* * * While, in form, there was a transfer to each of the wives of a one-fourth interest in the assets of Strong and Grant, and a new partnership was created in which the wives were equal partners, in substance, the petitioners, during the year 1941, had the full management of the business and complete control of the partnership assets and the income derived from the business. During 1941, it was the intention of the petitioners and their wives that petitioners should enjoy and, in fact, they did enjoy substantially the same economic benefits they would have realized had they retained unqualified ownership of such assets and income.

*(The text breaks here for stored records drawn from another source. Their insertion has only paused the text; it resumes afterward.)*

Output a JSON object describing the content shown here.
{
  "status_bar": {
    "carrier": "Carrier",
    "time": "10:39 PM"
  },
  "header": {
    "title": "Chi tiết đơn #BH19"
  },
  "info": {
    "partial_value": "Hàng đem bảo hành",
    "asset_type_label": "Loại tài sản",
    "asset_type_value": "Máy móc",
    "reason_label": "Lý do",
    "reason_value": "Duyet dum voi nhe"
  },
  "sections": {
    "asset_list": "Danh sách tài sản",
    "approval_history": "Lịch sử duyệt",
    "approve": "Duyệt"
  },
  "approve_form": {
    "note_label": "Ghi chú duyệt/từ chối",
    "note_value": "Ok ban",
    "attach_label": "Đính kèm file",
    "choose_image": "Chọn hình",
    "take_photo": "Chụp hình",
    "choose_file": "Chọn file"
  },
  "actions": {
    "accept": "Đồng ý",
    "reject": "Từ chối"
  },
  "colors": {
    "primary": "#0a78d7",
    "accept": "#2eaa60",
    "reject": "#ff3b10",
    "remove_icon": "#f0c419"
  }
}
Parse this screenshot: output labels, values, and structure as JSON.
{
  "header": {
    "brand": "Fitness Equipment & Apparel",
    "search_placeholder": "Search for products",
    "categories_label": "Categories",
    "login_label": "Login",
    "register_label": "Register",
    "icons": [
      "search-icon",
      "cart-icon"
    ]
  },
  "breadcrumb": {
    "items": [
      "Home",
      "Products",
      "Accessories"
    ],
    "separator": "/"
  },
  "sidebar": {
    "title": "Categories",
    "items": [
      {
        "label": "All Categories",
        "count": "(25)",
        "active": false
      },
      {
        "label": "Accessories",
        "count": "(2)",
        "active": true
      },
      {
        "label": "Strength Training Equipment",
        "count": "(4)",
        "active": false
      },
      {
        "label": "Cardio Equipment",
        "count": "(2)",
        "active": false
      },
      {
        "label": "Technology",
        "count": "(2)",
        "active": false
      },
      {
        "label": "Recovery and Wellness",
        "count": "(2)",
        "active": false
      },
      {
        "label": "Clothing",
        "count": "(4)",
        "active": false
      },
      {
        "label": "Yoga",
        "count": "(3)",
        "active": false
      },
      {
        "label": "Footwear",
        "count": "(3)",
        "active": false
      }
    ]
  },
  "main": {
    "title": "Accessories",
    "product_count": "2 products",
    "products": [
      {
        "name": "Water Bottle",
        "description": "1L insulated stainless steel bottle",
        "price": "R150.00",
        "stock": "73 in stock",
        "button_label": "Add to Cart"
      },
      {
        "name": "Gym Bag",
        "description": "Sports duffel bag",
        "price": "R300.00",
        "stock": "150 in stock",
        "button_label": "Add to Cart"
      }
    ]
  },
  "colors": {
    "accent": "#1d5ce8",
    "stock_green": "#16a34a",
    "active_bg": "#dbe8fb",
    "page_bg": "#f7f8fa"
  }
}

The Tax Court thus held as an essential fact in those cases that there were no valid completed gifts from the husbands to the wives of undivided one-fourth interests in the partnership business and its assets on October 1, 1940. The appellate court did not say that that was an immaterial finding by the Tax Court, but, on the contrary, recognized the importance of the holding of the Tax Court on this point and itself stated that in substance there was no complete transfer by gift from the husbands to the wives of an undivided one-fourth interest in the partnership business and assets. The question of whether or not there had been a valid completed gift was material in the income tax cases and was decided in the negative.
There may be cases in which a family partnership has not been recognized for income tax purposes, although the question of whether or not the husband made a valid gift to his wife was not decided. Nevertheless, it has never been held, so far as we are informed, that there could be a partnership between a husband and wife for income tax purposes where the gift upon which the contribution of the wife is based was invalid or incomplete. Since the petitioners, by the instrument dated October 1, 1940, did not make completed gifts of their interests in the partnership business and assets, but retained substantially the same beneficial interests and the same control and dominion over the business and its assets as they had had prior to the execution of the ‘deed of gift,‘ then there were no completed gifts to support the gift taxes which the Commissioner is now trying to collect. In other words, the Commissioner, having secured a holding in the prior cases that there were no completed gifts made by the transaction of October 1, 1940, can not now be heard to say, in a proceeding involving the same parties, that there were valid completed gifts made in those transactions.
The principle of res judicata applies.
Reviewed by the Court.
Decisions will be entered for the petitioners.
HILL, J., dissents.
TURNER, J., concurring: I do not consider the prior income tax proceedings res judicata of the question here. I do agree, however, that the facts in this case fail to show that gifts were made. I, accordingly, concur in the result reached.
ARNOLD and JOHNSON, JJ., agree with the above.